In a Securities and Exchange Commission statement on Monday, Elon Musk revealed his purchase of 73.49 million shares of Twitter.
The news sent the stock of the company soaring, and people speculated on what the eventual objective of the purchase by the world’s richest man was. According to FactSet data, Musk is now Twitter’s single largest stockholder.
Musk will join the board of directors of Twitter, according to the social media platform’s announcement on Tuesday. Musk can only be appointed to the board if he owns less than 14.9 percent of the firm.
“Looking forward to working with Parag & the Twitter board to make substantial improvements to Twitter in the coming months,” Musk said in response to Twitter CEO Parag Agrawal’s tweet welcoming him to the board.
Late Monday, Musk asked Twitter followers if they wanted an “edit” button, which many users have expressed interest in. Yes, a large majority of people (more than 73 percent) replied yes. Users were advised to “vote wisely,” according to Agrawal. It wasn’t obvious whether he was serious or just making fun of Musk for a previous remark he made on a poll regarding free speech. This leads us to the following point…
Will Twitter’s free speech be censored by Elon Musk?
In a separate poll on March 25, Musk questioned Twitter users if it was a medium that fostered free speech. More than 70% of those questioned said no once more. Musk continued, “This poll’s results will be significant. Voting should be done with prudence.”
The vote was utilized by some Conservatives and Trump supporters to beg Twitter to revive the former US president’s Twitter account.
Musk disclosed his purchase through a filing with the Securities and Exchange Commission, indicating a cautious approach to a major investment in a publicly-traded corporation. He made no mention of the stake or the shareholder votes that come with it in a quick, humorous tweet following the news of his purchase on Monday.
Musk’s new 9.2 percent stake in Twitter, according to Tyler Gellasch, executive director of the Healthy Markets Association, does not give him direct control of the company. “Will he endeavor to gain or exercise control in some way, even if he doesn’t have direct or formal control? Given his high-profile Twitter engagement, it appears that he would.”

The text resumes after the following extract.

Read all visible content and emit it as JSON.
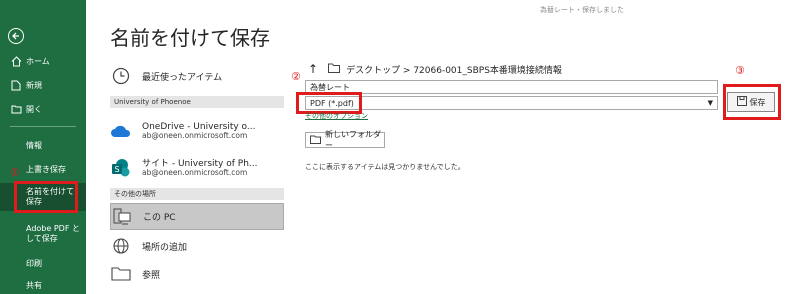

Musk disclosed his purchase on a Schedule 13G rather than a Schedule 13D, which is the document used by activist investors who buy at least a 5% share in a company and plan to press for change.

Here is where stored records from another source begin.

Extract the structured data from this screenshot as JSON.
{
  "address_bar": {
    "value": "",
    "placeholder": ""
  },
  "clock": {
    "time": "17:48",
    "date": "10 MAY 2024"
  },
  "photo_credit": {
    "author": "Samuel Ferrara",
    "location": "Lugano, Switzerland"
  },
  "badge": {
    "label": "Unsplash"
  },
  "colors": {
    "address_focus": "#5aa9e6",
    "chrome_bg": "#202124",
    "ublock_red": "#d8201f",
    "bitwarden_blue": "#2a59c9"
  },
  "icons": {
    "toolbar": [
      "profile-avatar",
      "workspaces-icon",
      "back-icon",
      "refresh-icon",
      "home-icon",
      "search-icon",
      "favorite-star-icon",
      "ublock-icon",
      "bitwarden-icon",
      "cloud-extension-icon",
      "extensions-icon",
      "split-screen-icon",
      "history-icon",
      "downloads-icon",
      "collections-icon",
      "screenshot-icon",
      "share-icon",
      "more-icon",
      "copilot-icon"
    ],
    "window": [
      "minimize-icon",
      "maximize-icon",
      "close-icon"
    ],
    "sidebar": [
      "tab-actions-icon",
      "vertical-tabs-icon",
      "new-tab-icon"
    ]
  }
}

Even if he finally tries to improve the company’s regulations or user experience at a well-established social media company, it’s unlikely that he’ll be able to do it swiftly. As a result, we’ll have to wait and see if Musk is indeed the defender of free speech that he claims to be.